# Problem requirements
Go line by line through the data and copy those with the word "icon".

Stored dataset items
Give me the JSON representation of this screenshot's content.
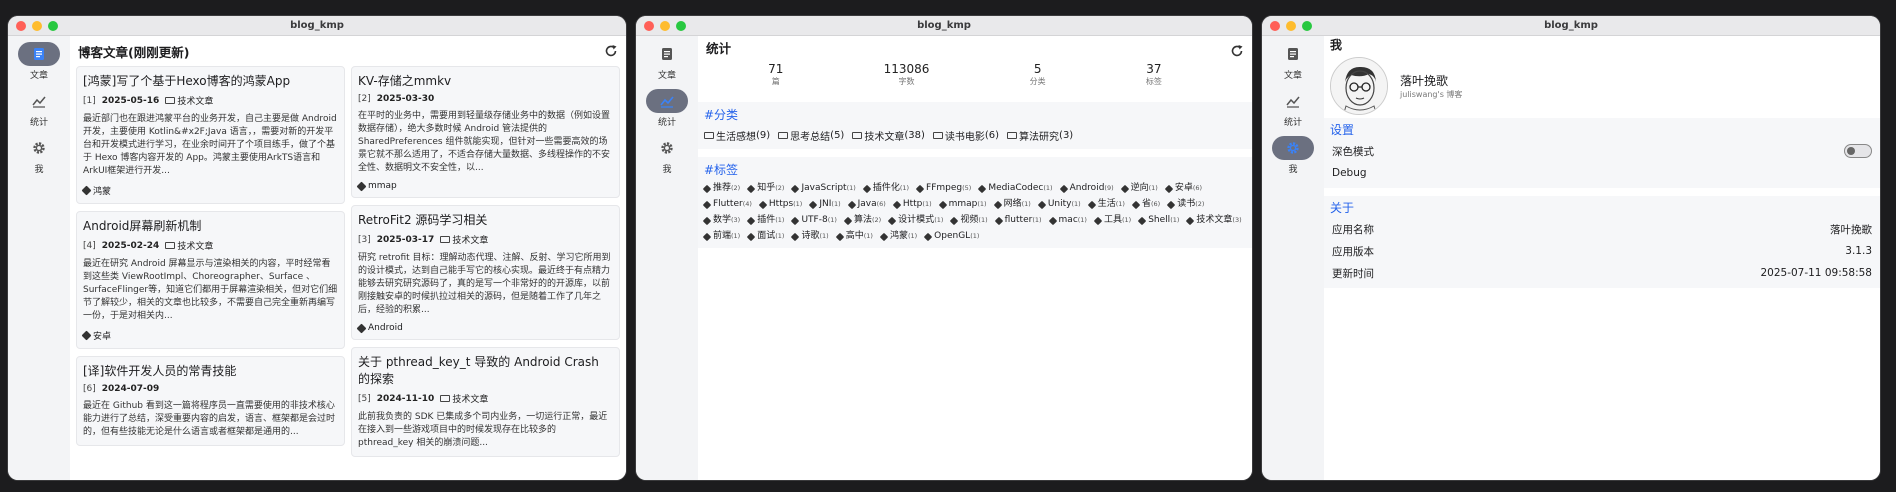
{
  "window_title": "blog_kmp",
  "nav": [
    {
      "label": "文章",
      "icon": "document-icon"
    },
    {
      "label": "统计",
      "icon": "chart-icon"
    },
    {
      "label": "我",
      "icon": "gear-icon"
    }
  ],
  "articles": {
    "header": "博客文章(刚刚更新)",
    "left": [
      {
        "title": "[鸿蒙]写了个基于Hexo博客的鸿蒙App",
        "idx": "[1]",
        "date": "2025-05-16",
        "category": "技术文章",
        "excerpt": "最近部门也在跟进鸿蒙平台的业务开发，自己主要是做 Android 开发，主要使用 Kotlin&#x2F;Java 语言，，需要对新的开发平台和开发模式进行学习，在业余时间开了个项目练手，做了个基于 Hexo 博客内容开发的 App。鸿蒙主要使用ArkTS语言和ArkUI框架进行开发...",
        "tag": "鸿蒙"
      },
      {
        "title": "Android屏幕刷新机制",
        "idx": "[4]",
        "date": "2025-02-24",
        "category": "技术文章",
        "excerpt": "最近在研究 Android 屏幕显示与渲染相关的内容，平时经常看到这些类 ViewRootImpl、Choreographer、Surface 、SurfaceFlinger等，知道它们都用于屏幕渲染相关，但对它们细节了解较少，相关的文章也比较多，不需要自己完全重新再编写一份，于是对相关内...",
        "tag": "安卓"
      },
      {
        "title": "[译]软件开发人员的常青技能",
        "idx": "[6]",
        "date": "2024-07-09",
        "category": "",
        "excerpt": "最近在 Github 看到这一篇将程序员一直需要使用的非技术核心能力进行了总结，深受重要内容的启发，语言、框架都是会过时的，但有些技能无论是什么语言或者框架都是通用的...",
        "tag": ""
      }
    ],
    "right": [
      {
        "title": "KV-存储之mmkv",
        "idx": "[2]",
        "date": "2025-03-30",
        "category": "",
        "excerpt": "在平时的业务中，需要用到轻量级存储业务中的数据（例如设置数据存储），绝大多数时候 Android 管法提供的 SharedPreferences 组件就能实现，但针对一些需要高效的场景它就不那么适用了，不适合存储大量数据、多线程操作的不安全性、数据明文不安全性，以...",
        "tag": "mmap"
      },
      {
        "title": "RetroFit2 源码学习相关",
        "idx": "[3]",
        "date": "2025-03-17",
        "category": "技术文章",
        "excerpt": "研究 retrofit 目标：理解动态代理、注解、反射、学习它所用到的设计模式，达到自己能手写它的核心实现。最近终于有点精力能够去研究研究源码了，真的是写一个非常好的的开源库，以前刚接触安卓的时候扒拉过相关的源码，但是随着工作了几年之后，经验的积累...",
        "tag": "Android"
      },
      {
        "title": "关于 pthread_key_t 导致的 Android Crash 的探索",
        "idx": "[5]",
        "date": "2024-11-10",
        "category": "技术文章",
        "excerpt": "此前我负责的 SDK 已集成多个司内业务，一切运行正常，最近在接入到一些游戏项目中的时候发现存在比较多的 pthread_key 相关的崩溃问题...",
        "tag": ""
      }
    ]
  },
  "stats": {
    "header": "统计",
    "summary": [
      {
        "value": "71",
        "label": "篇"
      },
      {
        "value": "113086",
        "label": "字数"
      },
      {
        "value": "5",
        "label": "分类"
      },
      {
        "value": "37",
        "label": "标签"
      }
    ],
    "categories_title": "#分类",
    "categories": [
      {
        "name": "生活感想",
        "count": "(9)"
      },
      {
        "name": "思考总结",
        "count": "(5)"
      },
      {
        "name": "技术文章",
        "count": "(38)"
      },
      {
        "name": "读书电影",
        "count": "(6)"
      },
      {
        "name": "算法研究",
        "count": "(3)"
      }
    ],
    "tags_title": "#标签",
    "tags": [
      {
        "name": "推荐",
        "count": "(2)"
      },
      {
        "name": "知乎",
        "count": "(2)"
      },
      {
        "name": "JavaScript",
        "count": "(1)"
      },
      {
        "name": "插件化",
        "count": "(1)"
      },
      {
        "name": "FFmpeg",
        "count": "(5)"
      },
      {
        "name": "MediaCodec",
        "count": "(1)"
      },
      {
        "name": "Android",
        "count": "(9)"
      },
      {
        "name": "逆向",
        "count": "(1)"
      },
      {
        "name": "安卓",
        "count": "(6)"
      },
      {
        "name": "Flutter",
        "count": "(4)"
      },
      {
        "name": "Https",
        "count": "(1)"
      },
      {
        "name": "JNI",
        "count": "(1)"
      },
      {
        "name": "Java",
        "count": "(6)"
      },
      {
        "name": "Http",
        "count": "(1)"
      },
      {
        "name": "mmap",
        "count": "(1)"
      },
      {
        "name": "网络",
        "count": "(1)"
      },
      {
        "name": "Unity",
        "count": "(1)"
      },
      {
        "name": "生活",
        "count": "(1)"
      },
      {
        "name": "省",
        "count": "(6)"
      },
      {
        "name": "读书",
        "count": "(2)"
      },
      {
        "name": "数学",
        "count": "(3)"
      },
      {
        "name": "插件",
        "count": "(1)"
      },
      {
        "name": "UTF-8",
        "count": "(1)"
      },
      {
        "name": "算法",
        "count": "(2)"
      },
      {
        "name": "设计模式",
        "count": "(1)"
      },
      {
        "name": "视频",
        "count": "(1)"
      },
      {
        "name": "flutter",
        "count": "(1)"
      },
      {
        "name": "mac",
        "count": "(1)"
      },
      {
        "name": "工具",
        "count": "(1)"
      },
      {
        "name": "Shell",
        "count": "(1)"
      },
      {
        "name": "技术文章",
        "count": "(3)"
      },
      {
        "name": "前端",
        "count": "(1)"
      },
      {
        "name": "面试",
        "count": "(1)"
      },
      {
        "name": "诗歌",
        "count": "(1)"
      },
      {
        "name": "高中",
        "count": "(1)"
      },
      {
        "name": "鸿蒙",
        "count": "(1)"
      },
      {
        "name": "OpenGL",
        "count": "(1)"
      }
    ]
  },
  "me": {
    "header": "我",
    "name": "落叶挽歌",
    "subtitle": "juliswang's 博客",
    "settings_title": "设置",
    "dark_mode": "深色模式",
    "debug": "Debug",
    "about_title": "关于",
    "app_name_label": "应用名称",
    "app_name": "落叶挽歌",
    "app_version_label": "应用版本",
    "app_version": "3.1.3",
    "update_label": "更新时间",
    "update_time": "2025-07-11 09:58:58"
  },
  "colors": {
    "accent": "#2563eb",
    "active_pill": "#6b7080"
  }
}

# Solution to the problem
      "icon": "document-icon"
      "icon": "chart-icon"
      "icon": "gear-icon"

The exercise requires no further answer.